It’s been a very challenging period. At the same time, when I’ve reflected on it recently, I’m very grateful for where we are and what we’ve learned. I mean, for example, the amount of money that we’ve discovered we were wasting on going to face-to-face meetings all around the country, getting on a plane here, a train here, a hotel there, when our sales process is now improved. It’s now shorter. We’re doing more things by Teams, Zoom, et cetera, like this, saving the company money. We’re closing bigger deals. We’re closing them faster, all using technology.
COVID has changed the world. Now, the health side of it is terrible. The business side has really sorted out the men from the boys, shall we say. It’s sorted out the skilled sailors from the people that were just floating around on a wooden door. There’s businesses that are going under right now, and they’re saying it’s because of coronavirus. Jamie’s Italian went under about a year ago, 12 months ago, right before coronavirus. If they went bankrupt right now, they would blame coronavirus. They didn’t go bad because of coronavirus. They were just a bad business. There are many companies that were over-leveraged, that had poor market share, that had too many employees, that had bad technology, and now they’re blaming coronavirus.
On the flip side, there are some companies like airlines that are just affected, holiday companies that are really affected by coronavirus, and I get that. Our job, as business people, is to understand who it is affecting and who it isn’t. At the start of this, it did affect my business a little bit, but we’ve improved our processes, we’ve learned from it, and we’ve understood what we can do better through technology, through working with different industries, different niches, to make sure that we’re more protected for the future. We’ve also understood that there was wastage in our business that we could improve on.

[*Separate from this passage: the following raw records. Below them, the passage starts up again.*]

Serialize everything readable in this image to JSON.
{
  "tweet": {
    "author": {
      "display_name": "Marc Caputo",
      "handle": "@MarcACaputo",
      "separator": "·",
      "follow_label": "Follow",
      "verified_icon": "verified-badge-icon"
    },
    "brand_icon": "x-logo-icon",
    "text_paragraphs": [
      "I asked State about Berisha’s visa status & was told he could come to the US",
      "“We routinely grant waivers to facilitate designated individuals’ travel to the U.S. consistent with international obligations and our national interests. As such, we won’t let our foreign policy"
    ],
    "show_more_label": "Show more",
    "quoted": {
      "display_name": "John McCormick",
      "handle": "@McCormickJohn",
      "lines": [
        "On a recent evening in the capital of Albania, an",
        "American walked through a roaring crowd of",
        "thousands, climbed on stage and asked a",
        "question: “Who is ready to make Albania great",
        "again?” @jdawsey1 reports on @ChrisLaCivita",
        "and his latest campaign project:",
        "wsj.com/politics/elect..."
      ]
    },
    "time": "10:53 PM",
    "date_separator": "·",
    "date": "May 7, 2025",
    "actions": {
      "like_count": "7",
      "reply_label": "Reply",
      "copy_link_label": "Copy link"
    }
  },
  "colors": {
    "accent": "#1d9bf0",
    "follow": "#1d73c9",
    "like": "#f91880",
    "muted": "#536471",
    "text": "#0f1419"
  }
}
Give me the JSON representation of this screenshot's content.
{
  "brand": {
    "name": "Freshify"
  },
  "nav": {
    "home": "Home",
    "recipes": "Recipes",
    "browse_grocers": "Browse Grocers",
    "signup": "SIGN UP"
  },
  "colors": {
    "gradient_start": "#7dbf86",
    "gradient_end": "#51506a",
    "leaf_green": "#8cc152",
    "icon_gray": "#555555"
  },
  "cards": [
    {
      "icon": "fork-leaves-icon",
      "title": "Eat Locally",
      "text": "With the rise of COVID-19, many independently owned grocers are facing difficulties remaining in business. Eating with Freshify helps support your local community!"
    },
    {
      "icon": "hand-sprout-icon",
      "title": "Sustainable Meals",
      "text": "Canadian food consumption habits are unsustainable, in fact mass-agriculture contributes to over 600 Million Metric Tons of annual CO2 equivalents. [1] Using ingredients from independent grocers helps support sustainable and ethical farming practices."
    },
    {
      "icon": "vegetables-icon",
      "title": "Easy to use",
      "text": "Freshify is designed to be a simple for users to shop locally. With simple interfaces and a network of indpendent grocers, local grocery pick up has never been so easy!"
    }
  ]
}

Tough times are always going to be around. This year, it’s coronavirus. In the future, it will be something else. We can either sit back, furlough ourselves, furlough our employees and blame the environment for failure, or you can tackle it head-on and you can learn from it. If you can run a business right now, if you can thrive right now, you’ve got an incredible business. If your business makes it through this, you have something for the future. If it doesn’t, you probably didn’t have a great business anyway, and your job is to be serious. It comes back to that honesty.
Look at yourself and say, “Is this coronavirus, or is this a bad business? Is this a bad employee, or is this a coronavirus problem?” I think this period has been a great time for really true reflection. Looking at yourself, looking at your business in the mirror and understanding what is good and what is bad. What do I want to change, and what do I want to keep? There’s been a lot of natural cleansing in this period. I think a lot of people, whilst right now it feels really ugly, in 12 months time, they’re going to have made some decisions or be in a totally different business or career, and be really happy and glad this happened because sometimes, things always have a natural way of working themselves out.
What is your key to success?
Find whatever it is you love to do, and then get obsessed with it. If you want to be successful, you have to be obsessed with being successful in whatever it is. That’s the best advice I could give anyone. I learned, very early on, what it is I was going to do, and I focused on that, day-in, day-out. I watched You-Tube videos about it at lunchtime. I worked until midnight about it, day-in and day-out. It is really finding something that you enjoy, finding something you’re good at and passionate about, and then just really working at it like crazy. If you do that, it doesn’t matter what tools you have behind you, what mentor you’ve got, this, that, and the other, you’ll get there eventually if you stick at it long enough.